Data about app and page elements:
———

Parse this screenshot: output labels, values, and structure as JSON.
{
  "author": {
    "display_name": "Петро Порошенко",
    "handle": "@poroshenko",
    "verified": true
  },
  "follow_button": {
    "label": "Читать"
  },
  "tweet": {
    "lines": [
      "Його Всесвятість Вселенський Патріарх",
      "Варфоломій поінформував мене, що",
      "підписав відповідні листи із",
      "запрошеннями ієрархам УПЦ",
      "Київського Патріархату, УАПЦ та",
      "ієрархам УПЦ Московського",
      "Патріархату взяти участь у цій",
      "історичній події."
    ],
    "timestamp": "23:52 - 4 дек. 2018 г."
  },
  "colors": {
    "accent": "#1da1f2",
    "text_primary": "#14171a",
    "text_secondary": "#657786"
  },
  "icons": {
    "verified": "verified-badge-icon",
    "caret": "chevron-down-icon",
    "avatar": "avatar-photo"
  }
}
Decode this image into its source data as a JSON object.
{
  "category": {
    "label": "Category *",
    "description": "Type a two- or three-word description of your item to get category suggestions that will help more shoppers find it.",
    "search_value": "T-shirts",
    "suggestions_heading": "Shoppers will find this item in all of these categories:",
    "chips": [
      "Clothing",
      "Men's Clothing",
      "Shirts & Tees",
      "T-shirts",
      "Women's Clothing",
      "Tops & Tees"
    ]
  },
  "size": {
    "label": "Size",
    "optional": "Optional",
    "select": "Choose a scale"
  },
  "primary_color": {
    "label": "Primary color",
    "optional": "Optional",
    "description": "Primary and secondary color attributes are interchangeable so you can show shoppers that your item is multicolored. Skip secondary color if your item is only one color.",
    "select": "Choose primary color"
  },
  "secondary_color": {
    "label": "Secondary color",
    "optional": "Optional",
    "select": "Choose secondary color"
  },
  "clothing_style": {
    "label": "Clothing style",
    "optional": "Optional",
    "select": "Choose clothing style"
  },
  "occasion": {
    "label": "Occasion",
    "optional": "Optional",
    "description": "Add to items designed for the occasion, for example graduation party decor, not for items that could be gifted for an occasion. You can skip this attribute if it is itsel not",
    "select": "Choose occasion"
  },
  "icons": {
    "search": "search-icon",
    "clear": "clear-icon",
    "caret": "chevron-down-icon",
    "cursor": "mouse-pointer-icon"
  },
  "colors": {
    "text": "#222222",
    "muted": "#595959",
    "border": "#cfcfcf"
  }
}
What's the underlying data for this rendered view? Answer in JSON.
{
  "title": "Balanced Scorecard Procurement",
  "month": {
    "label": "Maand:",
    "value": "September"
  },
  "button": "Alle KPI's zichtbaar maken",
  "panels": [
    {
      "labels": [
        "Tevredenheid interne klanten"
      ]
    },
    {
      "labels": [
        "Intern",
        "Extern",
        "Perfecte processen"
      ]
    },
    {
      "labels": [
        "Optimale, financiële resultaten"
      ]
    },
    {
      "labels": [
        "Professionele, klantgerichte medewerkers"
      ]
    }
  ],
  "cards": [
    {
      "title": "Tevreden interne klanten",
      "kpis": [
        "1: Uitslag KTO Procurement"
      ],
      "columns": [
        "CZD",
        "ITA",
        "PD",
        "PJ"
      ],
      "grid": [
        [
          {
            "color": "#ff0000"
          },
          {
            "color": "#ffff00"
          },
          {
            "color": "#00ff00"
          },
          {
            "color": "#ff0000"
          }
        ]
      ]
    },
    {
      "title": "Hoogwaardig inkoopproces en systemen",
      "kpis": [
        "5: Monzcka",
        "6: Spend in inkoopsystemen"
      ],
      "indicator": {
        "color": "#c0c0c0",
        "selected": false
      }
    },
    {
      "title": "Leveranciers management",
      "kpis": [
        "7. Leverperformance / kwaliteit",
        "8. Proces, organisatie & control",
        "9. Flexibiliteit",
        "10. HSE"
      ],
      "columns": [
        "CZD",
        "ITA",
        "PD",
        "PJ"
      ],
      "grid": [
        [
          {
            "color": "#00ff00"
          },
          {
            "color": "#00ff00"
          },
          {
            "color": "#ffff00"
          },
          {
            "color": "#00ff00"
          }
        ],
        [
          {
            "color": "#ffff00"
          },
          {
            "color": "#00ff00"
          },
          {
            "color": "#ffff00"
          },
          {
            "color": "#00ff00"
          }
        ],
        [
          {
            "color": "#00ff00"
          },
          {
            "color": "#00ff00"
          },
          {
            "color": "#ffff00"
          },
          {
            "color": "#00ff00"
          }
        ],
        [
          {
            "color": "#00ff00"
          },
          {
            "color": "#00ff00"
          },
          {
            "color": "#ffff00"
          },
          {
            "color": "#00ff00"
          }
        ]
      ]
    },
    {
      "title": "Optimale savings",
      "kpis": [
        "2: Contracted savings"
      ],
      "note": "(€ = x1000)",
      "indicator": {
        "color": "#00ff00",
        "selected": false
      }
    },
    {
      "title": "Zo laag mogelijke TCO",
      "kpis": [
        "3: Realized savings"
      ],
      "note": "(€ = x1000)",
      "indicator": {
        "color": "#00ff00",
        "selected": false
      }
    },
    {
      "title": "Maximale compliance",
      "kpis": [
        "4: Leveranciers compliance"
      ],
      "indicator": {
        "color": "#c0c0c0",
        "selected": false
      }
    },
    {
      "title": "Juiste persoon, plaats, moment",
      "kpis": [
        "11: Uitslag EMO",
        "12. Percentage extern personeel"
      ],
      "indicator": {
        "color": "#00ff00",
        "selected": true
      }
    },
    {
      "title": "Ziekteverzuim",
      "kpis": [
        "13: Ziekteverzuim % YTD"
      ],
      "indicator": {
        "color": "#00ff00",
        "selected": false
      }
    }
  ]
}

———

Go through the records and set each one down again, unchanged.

Task output:
Parse this screenshot: output labels, values, and structure as JSON.
{
  "author": {
    "display_name": "Петро Порошенко",
    "handle": "@poroshenko",
    "verified": true
  },
  "follow_button": {
    "label": "Читать"
  },
  "tweet": {
    "lines": [
      "Його Всесвятість Вселенський Патріарх",
      "Варфоломій поінформував мене, що",
      "підписав відповідні листи із",
      "запрошеннями ієрархам УПЦ",
      "Київського Патріархату, УАПЦ та",
      "ієрархам УПЦ Московського",
      "Патріархату взяти участь у цій",
      "історичній події."
    ],
    "timestamp": "23:52 - 4 дек. 2018 г."
  },
  "colors": {
    "accent": "#1da1f2",
    "text_primary": "#14171a",
    "text_secondary": "#657786"
  },
  "icons": {
    "verified": "verified-badge-icon",
    "caret": "chevron-down-icon",
    "avatar": "avatar-photo"
  }
}
Decode this image into its source data as a JSON object.
{
  "category": {
    "label": "Category *",
    "description": "Type a two- or three-word description of your item to get category suggestions that will help more shoppers find it.",
    "search_value": "T-shirts",
    "suggestions_heading": "Shoppers will find this item in all of these categories:",
    "chips": [
      "Clothing",
      "Men's Clothing",
      "Shirts & Tees",
      "T-shirts",
      "Women's Clothing",
      "Tops & Tees"
    ]
  },
  "size": {
    "label": "Size",
    "optional": "Optional",
    "select": "Choose a scale"
  },
  "primary_color": {
    "label": "Primary color",
    "optional": "Optional",
    "description": "Primary and secondary color attributes are interchangeable so you can show shoppers that your item is multicolored. Skip secondary color if your item is only one color.",
    "select": "Choose primary color"
  },
  "secondary_color": {
    "label": "Secondary color",
    "optional": "Optional",
    "select": "Choose secondary color"
  },
  "clothing_style": {
    "label": "Clothing style",
    "optional": "Optional",
    "select": "Choose clothing style"
  },
  "occasion": {
    "label": "Occasion",
    "optional": "Optional",
    "description": "Add to items designed for the occasion, for example graduation party decor, not for items that could be gifted for an occasion. You can skip this attribute if it is itsel not",
    "select": "Choose occasion"
  },
  "icons": {
    "search": "search-icon",
    "clear": "clear-icon",
    "caret": "chevron-down-icon",
    "cursor": "mouse-pointer-icon"
  },
  "colors": {
    "text": "#222222",
    "muted": "#595959",
    "border": "#cfcfcf"
  }
}
What's the underlying data for this rendered view? Answer in JSON.
{
  "title": "Balanced Scorecard Procurement",
  "month": {
    "label": "Maand:",
    "value": "September"
  },
  "button": "Alle KPI's zichtbaar maken",
  "panels": [
    {
      "labels": [
        "Tevredenheid interne klanten"
      ]
    },
    {
      "labels": [
        "Intern",
        "Extern",
        "Perfecte processen"
      ]
    },
    {
      "labels": [
        "Optimale, financiële resultaten"
      ]
    },
    {
      "labels": [
        "Professionele, klantgerichte medewerkers"
      ]
    }
  ],
  "cards": [
    {
      "title": "Tevreden interne klanten",
      "kpis": [
        "1: Uitslag KTO Procurement"
      ],
      "columns": [
        "CZD",
        "ITA",
        "PD",
        "PJ"
      ],
      "grid": [
        [
          {
            "color": "#ff0000"
          },
          {
            "color": "#ffff00"
          },
          {
            "color": "#00ff00"
          },
          {
            "color": "#ff0000"
          }
        ]
      ]
    },
    {
      "title": "Hoogwaardig inkoopproces en systemen",
      "kpis": [
        "5: Monzcka",
        "6: Spend in inkoopsystemen"
      ],
      "indicator": {
        "color": "#c0c0c0",
        "selected": false
      }
    },
    {
      "title": "Leveranciers management",
      "kpis": [
        "7. Leverperformance / kwaliteit",
        "8. Proces, organisatie & control",
        "9. Flexibiliteit",
        "10. HSE"
      ],
      "columns": [
        "CZD",
        "ITA",
        "PD",
        "PJ"
      ],
      "grid": [
        [
          {
            "color": "#00ff00"
          },
          {
            "color": "#00ff00"
          },
          {
            "color": "#ffff00"
          },
          {
            "color": "#00ff00"
          }
        ],
        [
          {
            "color": "#ffff00"
          },
          {
            "color": "#00ff00"
          },
          {
            "color": "#ffff00"
          },
          {
            "color": "#00ff00"
          }
        ],
        [
          {
            "color": "#00ff00"
          },
          {
            "color": "#00ff00"
          },
          {
            "color": "#ffff00"
          },
          {
            "color": "#00ff00"
          }
        ],
        [
          {
            "color": "#00ff00"
          },
          {
            "color": "#00ff00"
          },
          {
            "color": "#ffff00"
          },
          {
            "color": "#00ff00"
          }
        ]
      ]
    },
    {
      "title": "Optimale savings",
      "kpis": [
        "2: Contracted savings"
      ],
      "note": "(€ = x1000)",
      "indicator": {
        "color": "#00ff00",
        "selected": false
      }
    },
    {
      "title": "Zo laag mogelijke TCO",
      "kpis": [
        "3: Realized savings"
      ],
      "note": "(€ = x1000)",
      "indicator": {
        "color": "#00ff00",
        "selected": false
      }
    },
    {
      "title": "Maximale compliance",
      "kpis": [
        "4: Leveranciers compliance"
      ],
      "indicator": {
        "color": "#c0c0c0",
        "selected": false
      }
    },
    {
      "title": "Juiste persoon, plaats, moment",
      "kpis": [
        "11: Uitslag EMO",
        "12. Percentage extern personeel"
      ],
      "indicator": {
        "color": "#00ff00",
        "selected": true
      }
    },
    {
      "title": "Ziekteverzuim",
      "kpis": [
        "13: Ziekteverzuim % YTD"
      ],
      "indicator": {
        "color": "#00ff00",
        "selected": false
      }
    }
  ]
}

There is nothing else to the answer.